Israel just marked its 59th birthday and like a typical baby boomer, tends to vent its frustration at dreams not realised.
Yet a core Israeli dream — to not only establish a state, but to have that state accepted in the Middle East and live at peace with its neighbours — is within reach. If only Israel, having finally got to yes with the Arab world, would recognise it.
Amidst all the Middle East doom and gloom, there are at least three reasons for real hope, Israeli, Palestinian, and regional.
On the Israeli side, there is a belated realisation that the absence of an agreed border, the ongoing occupation, and unfettered settlement activity have all been extremely costly in security, financial and moral terms. Israelis are increasingly cognisant that military force delivers, at best, partial solutions and are keen to find a negotiated way forward.
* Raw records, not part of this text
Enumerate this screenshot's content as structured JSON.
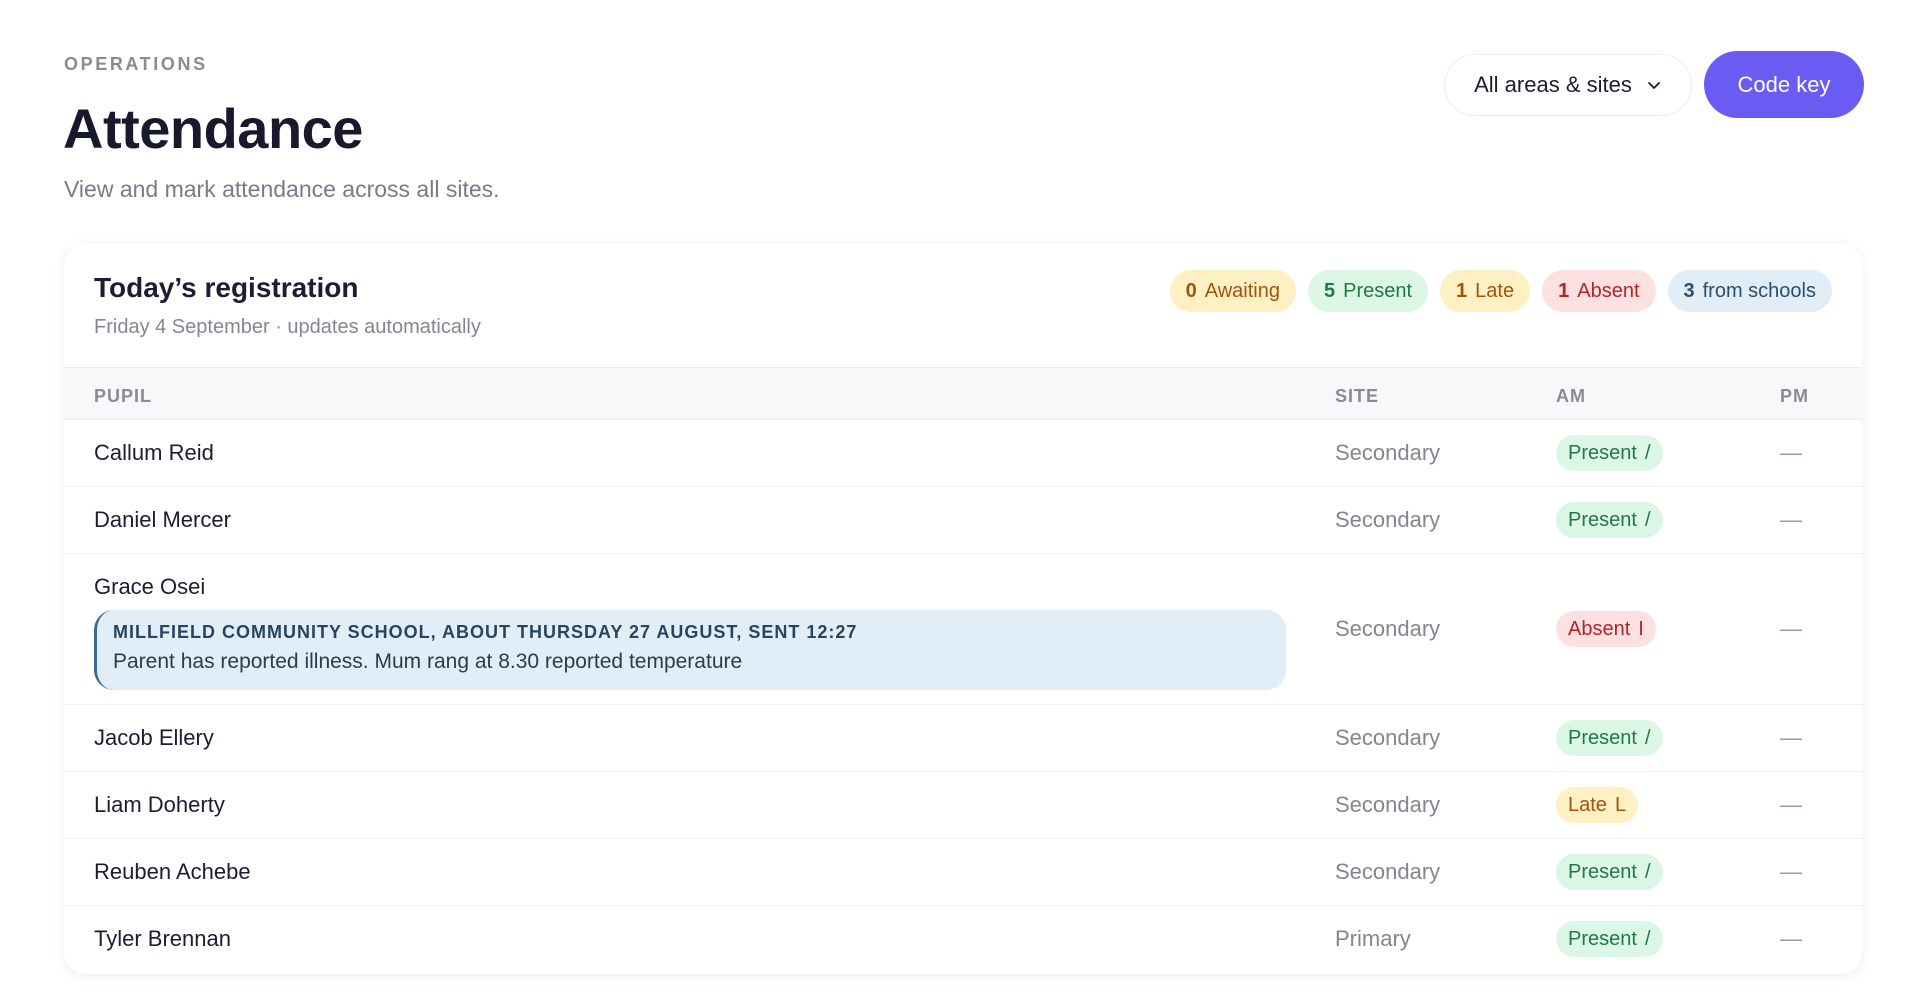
{
  "header": {
    "eyebrow": "OPERATIONS",
    "title": "Attendance",
    "subtitle": "View and mark attendance across all sites.",
    "filter_label": "All areas & sites",
    "code_key_label": "Code key"
  },
  "card": {
    "title": "Today’s registration",
    "subtitle": "Friday 4 September · updates automatically",
    "badges": [
      {
        "count": "0",
        "label": "Awaiting"
      },
      {
        "count": "5",
        "label": "Present"
      },
      {
        "count": "1",
        "label": "Late"
      },
      {
        "count": "1",
        "label": "Absent"
      },
      {
        "count": "3",
        "label": "from schools"
      }
    ]
  },
  "table": {
    "columns": [
      "PUPIL",
      "SITE",
      "AM",
      "PM"
    ],
    "rows": [
      {
        "pupil": "Callum Reid",
        "site": "Secondary",
        "am_label": "Present",
        "am_code": "/",
        "pm": "—"
      },
      {
        "pupil": "Daniel Mercer",
        "site": "Secondary",
        "am_label": "Present",
        "am_code": "/",
        "pm": "—"
      },
      {
        "pupil": "Grace Osei",
        "site": "Secondary",
        "am_label": "Absent",
        "am_code": "I",
        "pm": "—",
        "note_header": "MILLFIELD COMMUNITY SCHOOL, ABOUT THURSDAY 27 AUGUST, SENT 12:27",
        "note_body": "Parent has reported illness. Mum rang at 8.30 reported temperature"
      },
      {
        "pupil": "Jacob Ellery",
        "site": "Secondary",
        "am_label": "Present",
        "am_code": "/",
        "pm": "—"
      },
      {
        "pupil": "Liam Doherty",
        "site": "Secondary",
        "am_label": "Late",
        "am_code": "L",
        "pm": "—"
      },
      {
        "pupil": "Reuben Achebe",
        "site": "Secondary",
        "am_label": "Present",
        "am_code": "/",
        "pm": "—"
      },
      {
        "pupil": "Tyler Brennan",
        "site": "Primary",
        "am_label": "Present",
        "am_code": "/",
        "pm": "—"
      }
    ]
  },
  "colors": {
    "accent": "#6a5cf2",
    "present": "#1e7a44",
    "absent": "#b3242a",
    "late": "#a2540b",
    "note": "#e1eef7"
  },
  "icons": {
    "filter": "chevron-down-icon"
  }
}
They are distrustful of the Palestinians’ intentions and capacity to deliver, but view the Arab world as a more reliable and robust partner.
On the Palestinian side, and contrary to conventional wisdom in the US, the Mecca unity government deal between Fateh and Hamas in many ways represents a broadening Palestinian consensus around the inevitability of a two-state solution and acceptance of Israel as an irreversible reality. According to the unity government platform, President Mahmoud Abbas is authorised to negotiate with Israel, with any agreement reached having to be approved by a referendum or PLO vote, the legitimacy of which all parties would accept. External Arab states’ involvement helped to lock in this deal and would presumably be again required to back up a Palestinian sign-off on a permanent status peace deal with Israel.
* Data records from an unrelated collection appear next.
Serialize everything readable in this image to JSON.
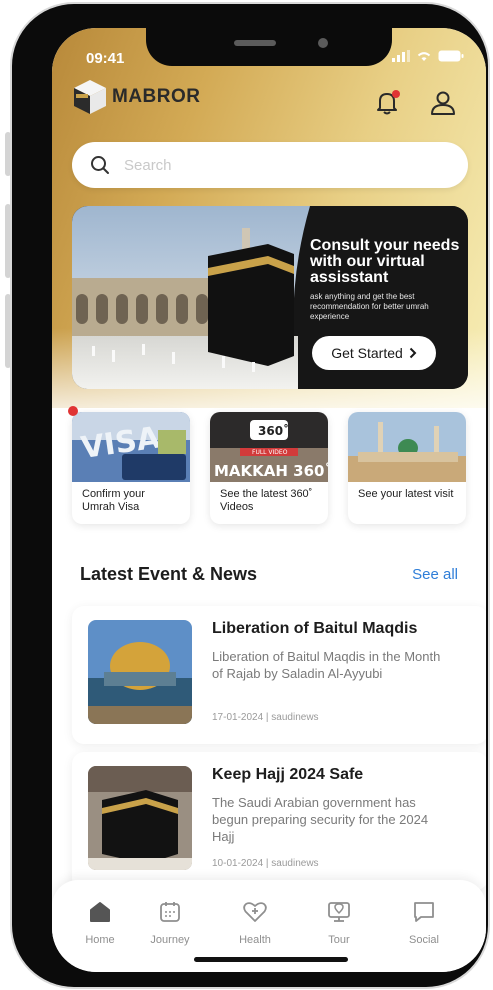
{
  "status": {
    "time": "09:41"
  },
  "brand": {
    "name": "MABROR"
  },
  "search": {
    "placeholder": "Search"
  },
  "hero": {
    "title": "Consult your needs with our virtual assisstant",
    "subtitle": "ask anything and get the best recommendation for better umrah experience",
    "button_label": "Get Started"
  },
  "quick_cards": [
    {
      "label": "Confirm your Umrah Visa",
      "image_text": "VISA"
    },
    {
      "label": "See the latest 360˚ Videos",
      "image_text": "MAKKAH 360˚",
      "badge_text": "360˚",
      "ribbon_text": "FULL VIDEO"
    },
    {
      "label": "See your latest visit"
    }
  ],
  "news_section": {
    "title": "Latest Event & News",
    "see_all": "See all"
  },
  "news": [
    {
      "title": "Liberation of Baitul Maqdis",
      "description": "Liberation of Baitul Maqdis in the Month of Rajab by Saladin Al-Ayyubi",
      "meta": "17-01-2024 | saudinews"
    },
    {
      "title": "Keep Hajj 2024 Safe",
      "description": "The Saudi Arabian government has begun preparing security for the 2024 Hajj",
      "meta": "10-01-2024 | saudinews"
    }
  ],
  "nav": [
    {
      "label": "Home",
      "icon": "home-icon",
      "active": true
    },
    {
      "label": "Journey",
      "icon": "calendar-icon"
    },
    {
      "label": "Health",
      "icon": "heart-plus-icon"
    },
    {
      "label": "Tour",
      "icon": "monitor-location-icon"
    },
    {
      "label": "Social",
      "icon": "chat-icon"
    }
  ],
  "colors": {
    "gold_dark": "#b8893a",
    "gold_light": "#f7eeb6",
    "link_blue": "#2f7ed8",
    "notification_red": "#e03434"
  }
}
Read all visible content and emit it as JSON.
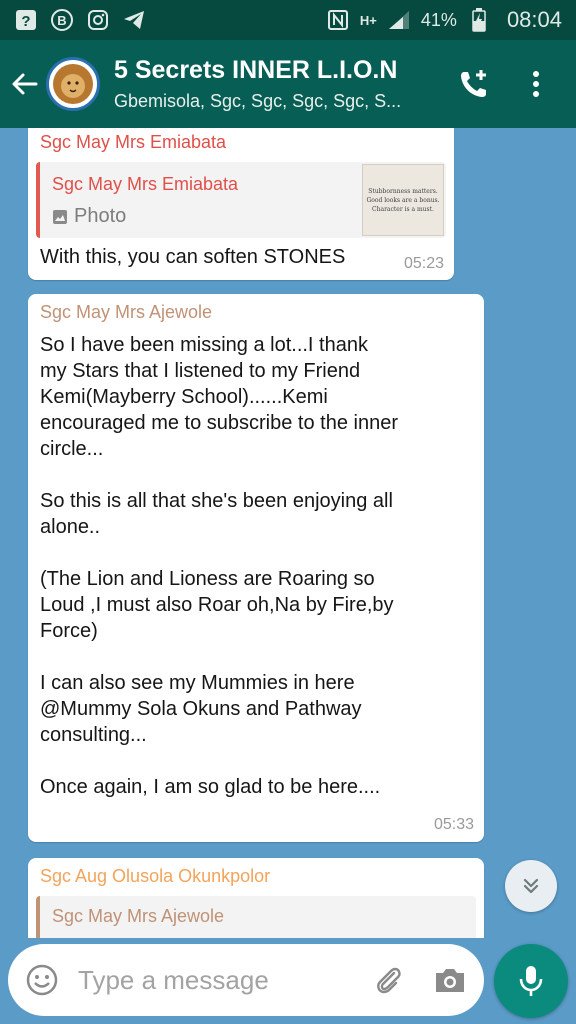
{
  "status_bar": {
    "left_icons": [
      "help-icon",
      "messenger-icon",
      "instagram-icon",
      "telegram-icon"
    ],
    "network": "H+",
    "battery": "41%",
    "time": "08:04"
  },
  "header": {
    "title": "5 Secrets INNER L.I.O.N",
    "subtitle": "Gbemisola, Sgc, Sgc, Sgc, Sgc, S...",
    "accent": "#075e54"
  },
  "messages": [
    {
      "sender": "Sgc May Mrs Emiabata",
      "quote": {
        "sender": "Sgc May Mrs Emiabata",
        "type": "Photo"
      },
      "thumbnail_lines": [
        "Stubbornness matters.",
        "Good looks are a bonus.",
        "Character is a must."
      ],
      "text": "With this, you can soften STONES",
      "time": "05:23"
    },
    {
      "sender": "Sgc May Mrs Ajewole",
      "text": "So I have been missing a lot...I thank\nmy Stars that  I listened to my Friend\nKemi(Mayberry School)......Kemi\nencouraged me to subscribe to the inner\ncircle...\n\nSo this is all that she's been enjoying all\nalone..\n\n(The Lion and Lioness are Roaring so\nLoud ,I must also Roar oh,Na by Fire,by\nForce)\n\nI can also see my Mummies in here\n@Mummy Sola Okuns and Pathway\nconsulting...\n\nOnce again, I am so glad to be here....",
      "time": "05:33"
    },
    {
      "sender": "Sgc Aug Olusola Okunkpolor",
      "quote": {
        "sender": "Sgc May Mrs Ajewole"
      }
    }
  ],
  "input": {
    "placeholder": "Type a message"
  }
}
That is why the third element, the regional role, is so important and why renewed peace efforts could take the Saudi Arabia initiative as a key point of departure.
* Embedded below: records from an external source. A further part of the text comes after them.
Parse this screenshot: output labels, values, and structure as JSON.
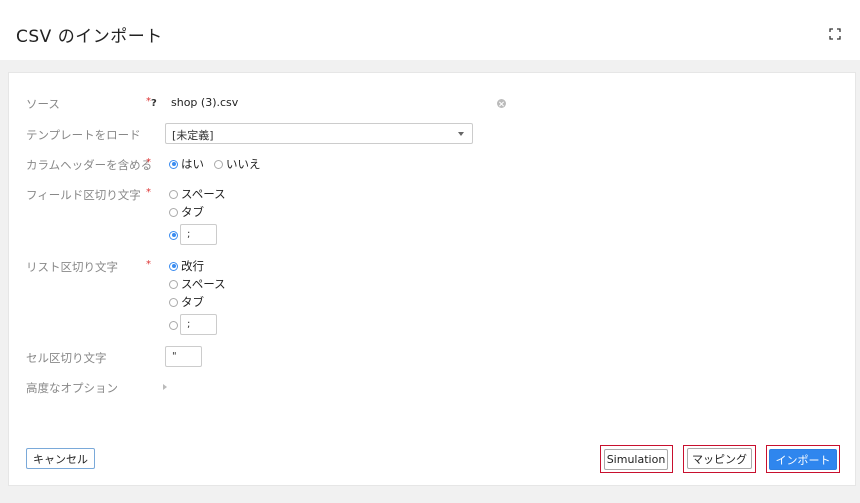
{
  "header": {
    "title": "CSV のインポート",
    "expand_icon": "expand-icon"
  },
  "form": {
    "source": {
      "label": "ソース",
      "required_mark": "*",
      "help_mark": "?",
      "value": "shop (3).csv",
      "clear_icon": "clear-icon"
    },
    "template": {
      "label": "テンプレートをロード",
      "selected": "[未定義]"
    },
    "column_header": {
      "label": "カラムヘッダーを含める",
      "required_mark": "*",
      "options": [
        "はい",
        "いいえ"
      ],
      "selected_index": 0
    },
    "field_delimiter": {
      "label": "フィールド区切り文字",
      "required_mark": "*",
      "options": [
        "スペース",
        "タブ"
      ],
      "custom_value": ";",
      "selected": "custom"
    },
    "list_delimiter": {
      "label": "リスト区切り文字",
      "required_mark": "*",
      "options": [
        "改行",
        "スペース",
        "タブ"
      ],
      "custom_value": ";",
      "selected_index": 0
    },
    "cell_delimiter": {
      "label": "セル区切り文字",
      "value": "\""
    },
    "advanced": {
      "label": "高度なオプション"
    }
  },
  "footer": {
    "cancel_label": "キャンセル",
    "simulation_label": "Simulation",
    "mapping_label": "マッピング",
    "import_label": "インポート"
  },
  "colors": {
    "accent": "#2f86ee",
    "required": "#d33333",
    "highlight": "#c8102e"
  }
}
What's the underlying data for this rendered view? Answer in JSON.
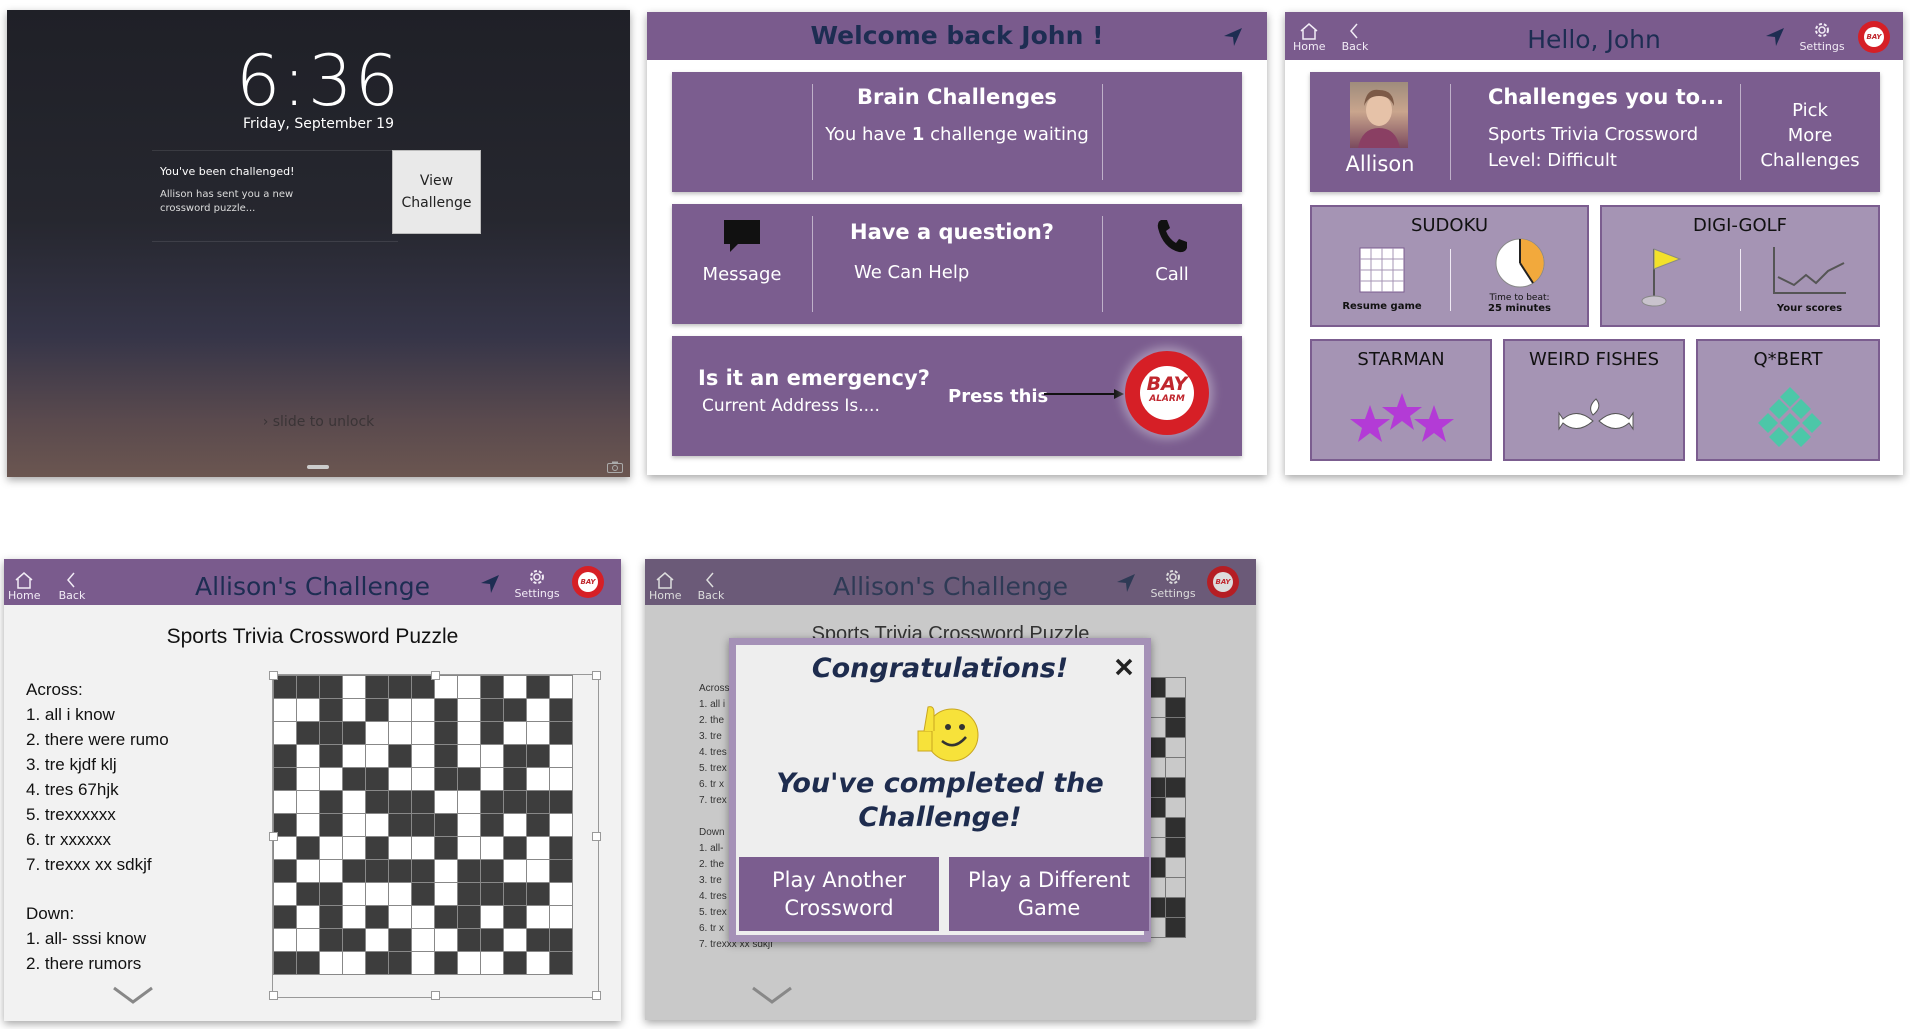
{
  "lockscreen": {
    "time": "6:36",
    "date": "Friday, September 19",
    "notif_title": "You've been challenged!",
    "notif_body": "Allison has sent you a new crossword puzzle...",
    "view_button": "View Challenge",
    "slide": "slide to unlock"
  },
  "home": {
    "title": "Welcome back John !",
    "brain": {
      "title": "Brain Challenges",
      "sub_pre": "You have ",
      "sub_count": "1",
      "sub_post": " challenge waiting"
    },
    "question": {
      "message": "Message",
      "title": "Have a question?",
      "sub": "We Can Help",
      "call": "Call"
    },
    "emergency": {
      "title": "Is it an emergency?",
      "sub": "Current Address Is....",
      "press": "Press this"
    },
    "bay_alarm": {
      "line1": "BAY",
      "line2": "ALARM"
    }
  },
  "nav": {
    "home": "Home",
    "back": "Back",
    "settings": "Settings"
  },
  "games": {
    "title": "Hello, John",
    "challenge_person": "Allison",
    "challenge_title": "Challenges you to...",
    "challenge_game": "Sports Trivia Crossword",
    "challenge_level": "Level: Difficult",
    "pick_more": [
      "Pick",
      "More",
      "Challenges"
    ],
    "sudoku": {
      "name": "SUDOKU",
      "resume": "Resume game",
      "time_label": "Time to beat:",
      "time_value": "25 minutes"
    },
    "digigolf": {
      "name": "DIGI-GOLF",
      "scores": "Your scores"
    },
    "starman": "STARMAN",
    "weird_fishes": "WEIRD FISHES",
    "qbert": "Q*BERT"
  },
  "crossword": {
    "title": "Allison's Challenge",
    "puzzle_title": "Sports Trivia Crossword Puzzle",
    "across_label": "Across:",
    "across": [
      "1. all i know",
      "2. there were rumo",
      "3. tre kjdf klj",
      "4. tres 67hjk",
      "5. trexxxxxx",
      "6. tr xxxxxx",
      "7. trexxx xx sdkjf"
    ],
    "down_label": "Down:",
    "down": [
      "1. all- sssi know",
      "2. there rumors"
    ]
  },
  "congrats": {
    "title": "Allison's Challenge",
    "puzzle_title": "Sports Trivia Crossword Puzzle",
    "heading": "Congratulations!",
    "message_line1": "You've completed the",
    "message_line2": "Challenge!",
    "btn_another": [
      "Play Another",
      "Crossword"
    ],
    "btn_different": [
      "Play a Different",
      "Game"
    ],
    "bg_across_label": "Across",
    "bg_across": [
      "1. all i",
      "2. the",
      "3. tre",
      "4. tres",
      "5. trex",
      "6. tr x",
      "7. trex"
    ],
    "bg_down_label": "Down",
    "bg_down": [
      "1. all-",
      "2. the",
      "3. tre",
      "4. tres",
      "5. trex",
      "6. tr x",
      "7. trexxx xx sdkjf"
    ]
  },
  "colors": {
    "header": "#7a5b8d",
    "card": "#7b5d8f",
    "tile": "#a594b4",
    "title_text": "#1d2d52"
  }
}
While the clauses of the relaunched Arab Peace Initiative are essentially the same as those of the original 2002 initiative, the context in which the current initiative is launched is very different.
The person who launched the 2002 initiative, then Crown Prince Abdullah is now king of Saudi Arabia that has assumed the leadership mantle of the Arabs, brokering the new Palestinian coalition government, mediating between the factions in Lebanon and formulating regional strategy over Iran.
In addition, the Arab world is witnessing a rarely seen unity over the initiative, signalling a fundamental shift towards accepting Israel as a neighbour and partner.
Israel has oscillated between enthusiasm and concern in its response to the initiative. Israeli criticism of a take it or leave it proposal or of the refugee or border clauses largely miss the point.
The Saudi and Egyptian foreign ministers have stressed that Israel should accept the initiative “in principle” and as “a framework”, after which all issues were open for negotiations. The border clause says that borders should “be based” on the 1967 lines, implying that the exact borderlines would be negotiated. On the refugees, the key terminology in the clause is the phrase “agreed upon”. By definition, “agreed upon” means Israel signing off on a solution to the refugee issue that it, too, accepts.
An additional bonus is that influential non-Arab Muslim states have also signed up to the logic behind the initiative — peace for normalisation. Pakistan, Indonesia and Malaysia all fall into this category.
It is no longer an act of wide-eyed naiveté to envisage an Israel at peace with its neighbours and accepted by the Arab and Muslim worlds. Israel did it; it got to yes. Now it is time to recognise it and act on it.